Russian (1,957), and Punjabi (1,491).
Currently, there are eight designated
languages for which a court interpreter may be certified by the
Judicial Council - Arabic, Cantonese, Japanese, Korean, Portuguese,
Spanish, Tagalog, and Vietnamese.
Becoming a CFP Contributor is easy:
1) Do read the CFP Newspaper. It's
the best way to get a sense for the kind of articles we like. We admire pitches
that reflect new thinking, a global outlook, wit, and a flair for explaining complex
ideas to a wide audience.
2) Don't send generic pitches. We publish almost none of them.
3) Do pitch us articles that are feisty, funny, quirky, risky, surprising, or
opinionated. Throw a few sacred cows on the barbecue and you'll get our attention
4) Don't send us a 20,000 word conference paper or book chapter. CFP articles
tend to run between 3,000 and 4,000 words. If you have a conference paper or book
chapter you think could be turned into a great C FP piece, send us a letter or
an outline explaining how you'd do it.
5) Do steer clear of wonky, technical language. CFP believes in making big ideas
accessible to the widest possible audience.
6) Don't send us anything that refers to "our" interests "abroad."CFP
is a regional newspaper with a global readership.
7) Do send us pitches about the economy, technology, urban expansion, public health,
culture, immigration, the environment, global and regional trends, international
finance and business, religion, non-profit commmnity organizations.
8) Don't finish your article and mail it to us. In fact, don't even start your
article. First, send us a letter or an outline describing the piece you'd like
to write. You'll hear back from us much faster. And if we love the idea, we can
offer feedback before you put pen to paper. Everyone saves time.
9) Do provide original research or reporting to support your ideas.

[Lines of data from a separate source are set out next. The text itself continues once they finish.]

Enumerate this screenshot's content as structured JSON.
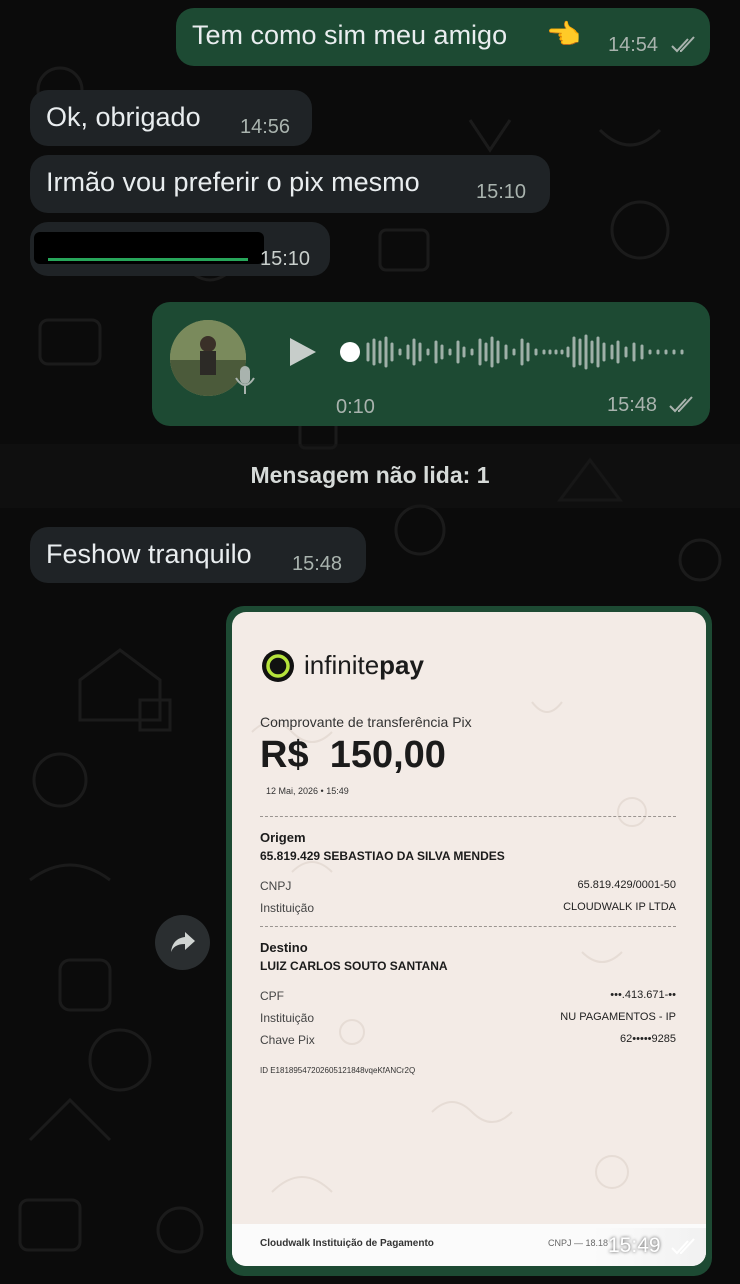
{
  "messages": {
    "m1": {
      "text": "Tem como sim meu amigo",
      "time": "14:54"
    },
    "m2": {
      "text": "Ok, obrigado",
      "time": "14:56"
    },
    "m3": {
      "text": "Irmão vou preferir o pix mesmo",
      "time": "15:10"
    },
    "m4": {
      "time": "15:10"
    },
    "voice": {
      "duration": "0:10",
      "time": "15:48"
    },
    "m5": {
      "text": "Feshow tranquilo",
      "time": "15:48"
    }
  },
  "unread_label": "Mensagem não lida: 1",
  "receipt": {
    "brand_light": "infinite",
    "brand_bold": "pay",
    "subtitle": "Comprovante de transferência Pix",
    "amount": "R$  150,00",
    "datetime": "12 Mai, 2026 • 15:49",
    "origem_title": "Origem",
    "origem_name": "65.819.429 SEBASTIAO DA SILVA MENDES",
    "cnpj_label": "CNPJ",
    "cnpj_value": "65.819.429/0001-50",
    "inst_label": "Instituição",
    "inst_value_origem": "CLOUDWALK IP LTDA",
    "destino_title": "Destino",
    "destino_name": "LUIZ CARLOS SOUTO SANTANA",
    "cpf_label": "CPF",
    "cpf_value": "•••.413.671-••",
    "inst_value_destino": "NU PAGAMENTOS - IP",
    "chave_label": "Chave Pix",
    "chave_value": "62•••••9285",
    "id_text": "ID E18189547202605121848vqeKfANCr2Q",
    "footer_left": "Cloudwalk Instituição de Pagamento",
    "footer_right": "CNPJ — 18.18",
    "time": "15:49"
  },
  "colors": {
    "outgoing": "#1d4a33",
    "incoming": "#1f2326",
    "background": "#0b0b0b"
  }
}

10) Do pitch us articles for specific CFP sections.
11) Don't send us a pitch without including clips of previous articles.